YOUR ASSIGNMENT - Scan the records for lines with the word "paid", and copy every such line.

Collected data entries -
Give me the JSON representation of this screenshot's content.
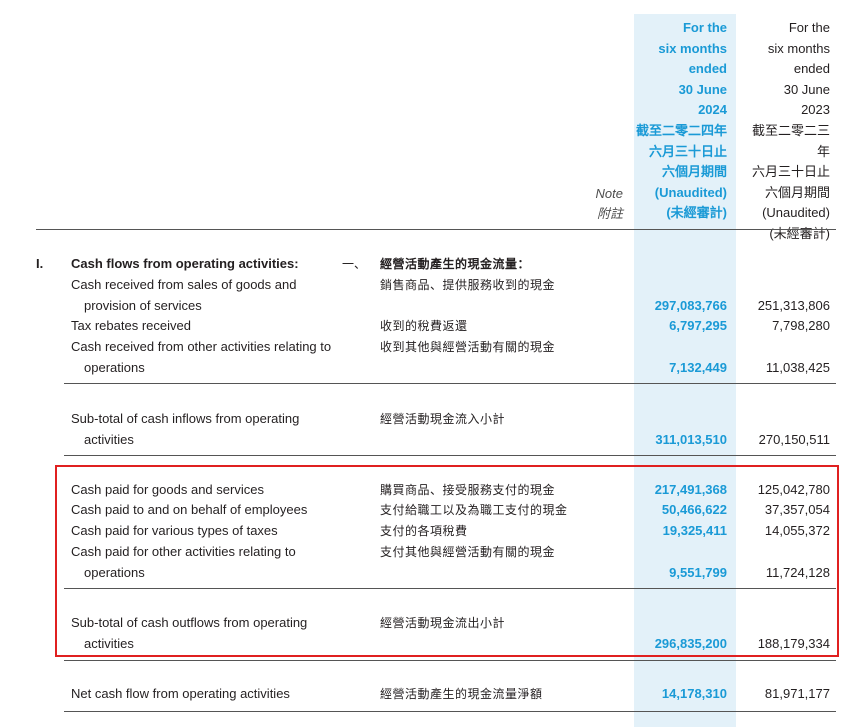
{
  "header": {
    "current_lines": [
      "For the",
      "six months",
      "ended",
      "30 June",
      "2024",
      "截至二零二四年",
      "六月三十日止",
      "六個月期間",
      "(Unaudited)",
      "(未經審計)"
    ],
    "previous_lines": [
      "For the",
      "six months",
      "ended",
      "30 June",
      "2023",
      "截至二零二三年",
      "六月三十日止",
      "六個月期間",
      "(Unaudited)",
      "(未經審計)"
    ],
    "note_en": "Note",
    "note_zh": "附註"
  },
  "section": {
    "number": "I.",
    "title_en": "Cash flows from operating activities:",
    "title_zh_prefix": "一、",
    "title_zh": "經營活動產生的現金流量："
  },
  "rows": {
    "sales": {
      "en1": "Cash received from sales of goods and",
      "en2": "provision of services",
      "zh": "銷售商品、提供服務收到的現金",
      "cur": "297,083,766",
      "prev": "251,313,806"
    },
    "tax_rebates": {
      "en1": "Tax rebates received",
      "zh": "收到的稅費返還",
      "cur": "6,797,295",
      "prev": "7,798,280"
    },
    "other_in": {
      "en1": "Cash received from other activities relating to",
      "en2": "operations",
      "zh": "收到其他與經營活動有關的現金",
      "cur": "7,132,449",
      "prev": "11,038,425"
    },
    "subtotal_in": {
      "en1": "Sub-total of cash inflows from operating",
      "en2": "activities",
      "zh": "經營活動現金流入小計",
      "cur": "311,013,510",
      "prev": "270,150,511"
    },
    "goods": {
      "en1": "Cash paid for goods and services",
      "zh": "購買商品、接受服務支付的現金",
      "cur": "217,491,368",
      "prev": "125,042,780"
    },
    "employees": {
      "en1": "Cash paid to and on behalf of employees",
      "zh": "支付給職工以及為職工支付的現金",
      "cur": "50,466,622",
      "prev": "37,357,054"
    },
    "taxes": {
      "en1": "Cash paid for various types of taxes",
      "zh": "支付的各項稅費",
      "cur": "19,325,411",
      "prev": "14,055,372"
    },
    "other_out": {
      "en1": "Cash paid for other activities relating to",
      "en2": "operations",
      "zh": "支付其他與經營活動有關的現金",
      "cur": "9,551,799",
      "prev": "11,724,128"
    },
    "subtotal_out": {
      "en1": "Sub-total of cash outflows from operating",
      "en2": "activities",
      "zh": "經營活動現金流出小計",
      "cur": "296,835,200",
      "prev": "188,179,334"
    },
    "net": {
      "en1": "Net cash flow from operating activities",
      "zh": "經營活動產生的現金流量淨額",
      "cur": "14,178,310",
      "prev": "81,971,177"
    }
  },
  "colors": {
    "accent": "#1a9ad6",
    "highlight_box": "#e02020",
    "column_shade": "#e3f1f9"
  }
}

ANSWER FOR THIS EXERCISE -
      "en1": "Cash paid for goods and services",
      "en1": "Cash paid to and on behalf of employees",
      "en1": "Cash paid for various types of taxes",
      "en1": "Cash paid for other activities relating to",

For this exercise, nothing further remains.